Let us face facts. School is only a part of this process. It may not be the best part of the process. The noble Lord, Lord Pendry, put his finger squarely on this: schools are academic institutions, primarily judged by academic results. This is why things have slipped in the past. There is a messy history of unintended consequences for activity in education. We need to hear how that is guarded against and structured into any new set up. We need to ensure that we use school-time sport to build up a foundation for what goes on. It is easy to forget that the important thing about child sport is that it prepares people for an active life later on, and helps that step to become much easier. It also helps to improve the links between the amateur sports clubs, which are the main driving force for physical activity and sport in this country.

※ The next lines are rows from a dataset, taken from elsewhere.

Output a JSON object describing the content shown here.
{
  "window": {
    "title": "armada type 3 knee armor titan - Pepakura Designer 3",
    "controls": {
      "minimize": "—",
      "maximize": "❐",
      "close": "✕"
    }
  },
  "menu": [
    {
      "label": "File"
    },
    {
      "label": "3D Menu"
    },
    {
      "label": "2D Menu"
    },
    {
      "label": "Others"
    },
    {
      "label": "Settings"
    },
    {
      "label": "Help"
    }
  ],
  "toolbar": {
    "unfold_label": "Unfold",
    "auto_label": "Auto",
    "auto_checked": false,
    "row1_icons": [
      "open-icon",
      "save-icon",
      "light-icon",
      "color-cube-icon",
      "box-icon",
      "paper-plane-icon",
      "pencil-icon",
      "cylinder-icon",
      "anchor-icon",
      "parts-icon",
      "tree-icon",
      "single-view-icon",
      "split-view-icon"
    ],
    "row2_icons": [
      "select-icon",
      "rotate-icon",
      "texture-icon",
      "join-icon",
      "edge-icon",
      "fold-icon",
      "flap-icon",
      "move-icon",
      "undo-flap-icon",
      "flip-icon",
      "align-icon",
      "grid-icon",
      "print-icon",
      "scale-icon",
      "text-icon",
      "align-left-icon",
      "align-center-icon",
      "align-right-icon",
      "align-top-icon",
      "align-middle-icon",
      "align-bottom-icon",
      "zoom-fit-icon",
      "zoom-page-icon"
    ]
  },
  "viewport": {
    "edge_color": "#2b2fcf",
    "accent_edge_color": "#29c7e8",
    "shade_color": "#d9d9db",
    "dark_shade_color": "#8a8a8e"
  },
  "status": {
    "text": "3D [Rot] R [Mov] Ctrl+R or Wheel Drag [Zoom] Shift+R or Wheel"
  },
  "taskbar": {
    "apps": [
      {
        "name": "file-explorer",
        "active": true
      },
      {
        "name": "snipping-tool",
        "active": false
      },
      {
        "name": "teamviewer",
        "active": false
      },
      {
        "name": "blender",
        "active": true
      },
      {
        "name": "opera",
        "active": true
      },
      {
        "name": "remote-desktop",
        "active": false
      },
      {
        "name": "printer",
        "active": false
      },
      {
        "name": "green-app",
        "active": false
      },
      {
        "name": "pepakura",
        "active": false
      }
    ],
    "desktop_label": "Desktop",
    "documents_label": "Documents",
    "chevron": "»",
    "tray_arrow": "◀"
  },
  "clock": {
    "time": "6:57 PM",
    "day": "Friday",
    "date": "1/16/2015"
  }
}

We are not currently in a nirvana; we are just stepping away from one. We may be in a place that is better than it was, but it could be better. We must look at, go through and try to keep the best, and enhance where it is going.

One thing that the coalition has spoken about is that the clubs are always being held back by red tape to an extent, but also by insensitive and inappropriate bits of regulation: CRB checks that are not transferable, and the weight of regulations for bars which would be more appropriate for nightclubs. If we can ensure that they are freed up, we can then being them in and ask them to do some of what has not been done, or even to replace some of the work that has been done. It is another model. It is not that what has gone before is bad, or wholly good. It is simply another way of delivering the same stuff.

The real complaint is that we have not heard enough about how we set up something new. If we can hear about that, I will become much less worried. There will be winners and losers with any change. It is about ensuring that we have an idea of what is to be done. We have not quite heard that yet, and I encourage my noble friend to start telling us about this today if we are to move on and build on the legacy of the past few years.

The Olympics has fundamentally changed the tone of the sporting debate in this country. We take it seriously now. Anybody who has been involved in it knows that there was a sea change when we decided that the political class would combine together to take sport seriously. We have worked in the fact that the White Paper on public health refers to sport and exercise. Previous ones have, too. It interrelates with everything else we do. It is almost impossible to deliver in many other aspects if we ignore exercise, health and sport. Establishing patterns with the young is a very important part. I have a set few minutes in any speech about punching through the Chinese walls in Whitehall; we will take it as read this time. Unless we can have some idea about how we get all parts to come and talk together, what will happen with school sport? This ties in with the rest of the things here. We have now established that aspirin may be a good drug. However, exercise is the wonder drug for public health. We know that. How will we tie everything in? How will we establish these patterns of behaviour? How will we encourage those who do it voluntarily?

Publicly funded outside bodies are a way of delivering some of these changes; they are not the only way. Some people will say that I put too much emphasis on clubs. Sometimes the school is the only delivery mechanism available for people at certain ages. This is probably true. However, we must bear in mind the continuation and flow through. What happens at school age is the start, not the end, of the process. However, if you mess up the base-the foundation-the rest of it will be more difficult.